Peer Feedback Guidelines
Throughout the Mavericks learning experience, peer feedback is an opportunity to give/receive constructive feedback within the student community. In addition to improving students' process and output, regularity engaging in critique and feedback cycles will allow them to hone critical thinking, collaboration, and feedback-giving skills.
What to Critique
In addition to the final output of a project, students may also present documentation, from early to later stages of the project—anything having to do with their workflow, strategy, and thought process that they’d like to get feedback on.
Asking for Feedback
1. Define the Problem
Define the problem you're trying to solve, or the need you're trying to fulfill with your project to establish a foundation on which constructive feedback can be given.
2. Give Context
Briefly offer any relevant background to give your feedback-givers some context to your work. If applicable, identify the scope of your work, and describe any assumptions you made or constraints you've held yourself to.
3. Set Goals & Expectations
If you're looking for specific area(s) of feedback, specify what you're looking for—as well as what you're not focused on exploring during a critique.
4. Share Works in Progress
If you want feedback on variations of a Mavericks project in progress, hop on Telegram and share your variations! When asking for feedback:
- Clearly differentiate each of your variations.
- Avoid “selling” others on your work.
- Avoid disclosing your personal preference to prevent biasing feedback.
We want to foster a constructive feedback cycle, without imposing hard rules. Please mindfully consider the following when giving feedback:
Keep in mind the presenter’s feedback goals, and prioritize giving feedback supporting those goals.

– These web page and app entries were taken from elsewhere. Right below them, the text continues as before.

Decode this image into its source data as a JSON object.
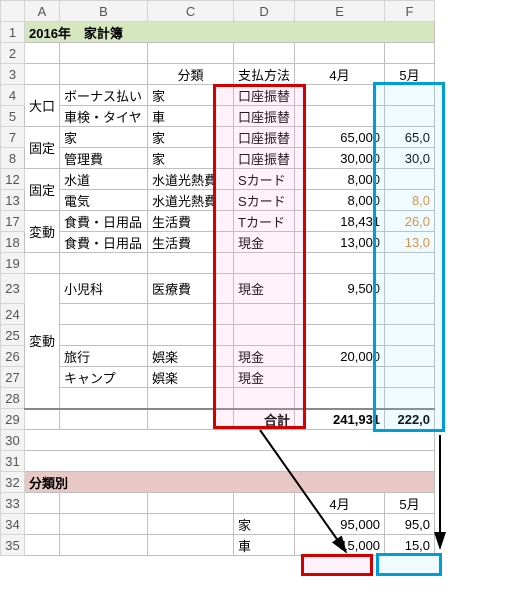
{
  "columns": [
    "A",
    "B",
    "C",
    "D",
    "E",
    "F"
  ],
  "row_numbers": [
    "1",
    "2",
    "3",
    "4",
    "5",
    "7",
    "8",
    "12",
    "13",
    "17",
    "18",
    "19",
    "23",
    "24",
    "25",
    "26",
    "27",
    "28",
    "29",
    "30",
    "31",
    "32",
    "33",
    "34",
    "35"
  ],
  "title": "2016年　家計簿",
  "header": {
    "cat": "分類",
    "method": "支払方法",
    "apr": "4月",
    "may": "5月"
  },
  "section1": {
    "label": "大口",
    "r1": {
      "item": "ボーナス払い",
      "cat": "家",
      "method": "口座振替"
    },
    "r2": {
      "item": "車検・タイヤ",
      "cat": "車",
      "method": "口座振替"
    }
  },
  "section2": {
    "label": "固定",
    "r1": {
      "item": "家",
      "cat": "家",
      "method": "口座振替",
      "apr": "65,000",
      "may": "65,0"
    },
    "r2": {
      "item": "管理費",
      "cat": "家",
      "method": "口座振替",
      "apr": "30,000",
      "may": "30,0"
    }
  },
  "section3": {
    "label": "固定",
    "r1": {
      "item": "水道",
      "cat": "水道光熱費",
      "method": "Sカード",
      "apr": "8,000"
    },
    "r2": {
      "item": "電気",
      "cat": "水道光熱費",
      "method": "Sカード",
      "apr": "8,000",
      "may": "8,0"
    }
  },
  "section4": {
    "label": "変動",
    "r1": {
      "item": "食費・日用品",
      "cat": "生活費",
      "method": "Tカード",
      "apr": "18,431",
      "may": "26,0"
    },
    "r2": {
      "item": "食費・日用品",
      "cat": "生活費",
      "method": "現金",
      "apr": "13,000",
      "may": "13,0"
    }
  },
  "section5": {
    "label": "変動",
    "r1": {
      "item": "小児科",
      "cat": "医療費",
      "method": "現金",
      "apr": "9,500"
    },
    "r2": {
      "item": "",
      "cat": "",
      "method": ""
    },
    "r3": {
      "item": "",
      "cat": "",
      "method": ""
    },
    "r4": {
      "item": "旅行",
      "cat": "娯楽",
      "method": "現金",
      "apr": "20,000"
    },
    "r5": {
      "item": "キャンプ",
      "cat": "娯楽",
      "method": "現金"
    },
    "r6": {}
  },
  "total": {
    "label": "合計",
    "apr": "241,931",
    "may": "222,0"
  },
  "cat_section": {
    "title": "分類別",
    "apr": "4月",
    "may": "5月",
    "r1": {
      "label": "家",
      "apr": "95,000",
      "may": "95,0"
    },
    "r2": {
      "label": "車",
      "apr": "15,000",
      "may": "15,0"
    }
  }
}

Phrase your thoughts/opinions in the form of questions (Allows students to express their reasoning and consider another angle, instead of feeling defensive).